*Exercise description:* Could you retype all of the records exactly, leaving out every picture?

*Data records:*
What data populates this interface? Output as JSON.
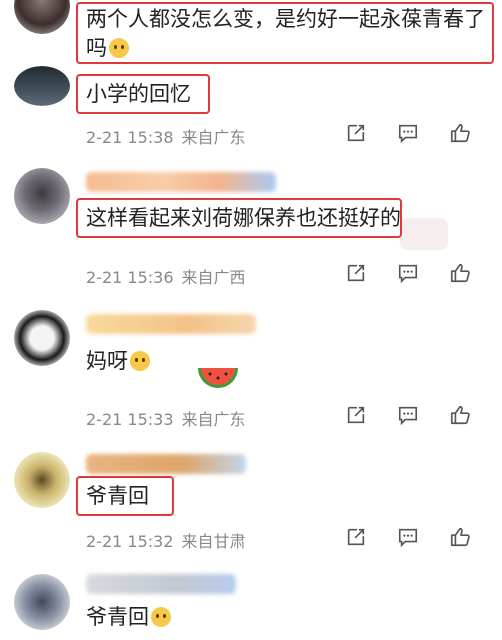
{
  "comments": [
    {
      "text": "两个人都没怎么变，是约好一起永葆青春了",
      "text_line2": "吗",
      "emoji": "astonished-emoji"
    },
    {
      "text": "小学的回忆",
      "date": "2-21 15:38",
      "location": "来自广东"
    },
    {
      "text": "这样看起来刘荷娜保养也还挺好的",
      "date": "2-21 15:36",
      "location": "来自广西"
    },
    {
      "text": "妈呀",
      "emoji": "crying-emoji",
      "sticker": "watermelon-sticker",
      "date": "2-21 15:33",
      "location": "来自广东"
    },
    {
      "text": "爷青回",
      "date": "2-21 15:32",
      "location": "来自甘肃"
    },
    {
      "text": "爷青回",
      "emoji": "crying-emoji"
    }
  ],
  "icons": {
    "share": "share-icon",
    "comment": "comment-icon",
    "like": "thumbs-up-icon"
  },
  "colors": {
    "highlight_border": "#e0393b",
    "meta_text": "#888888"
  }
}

*Answer to this problem:*
What data populates this interface? Output as JSON.
{
  "comments": [
    {
      "text": "两个人都没怎么变，是约好一起永葆青春了",
      "text_line2": "吗",
      "emoji": "astonished-emoji"
    },
    {
      "text": "小学的回忆",
      "date": "2-21 15:38",
      "location": "来自广东"
    },
    {
      "text": "这样看起来刘荷娜保养也还挺好的",
      "date": "2-21 15:36",
      "location": "来自广西"
    },
    {
      "text": "妈呀",
      "emoji": "crying-emoji",
      "sticker": "watermelon-sticker",
      "date": "2-21 15:33",
      "location": "来自广东"
    },
    {
      "text": "爷青回",
      "date": "2-21 15:32",
      "location": "来自甘肃"
    },
    {
      "text": "爷青回",
      "emoji": "crying-emoji"
    }
  ],
  "icons": {
    "share": "share-icon",
    "comment": "comment-icon",
    "like": "thumbs-up-icon"
  },
  "colors": {
    "highlight_border": "#e0393b",
    "meta_text": "#888888"
  }
}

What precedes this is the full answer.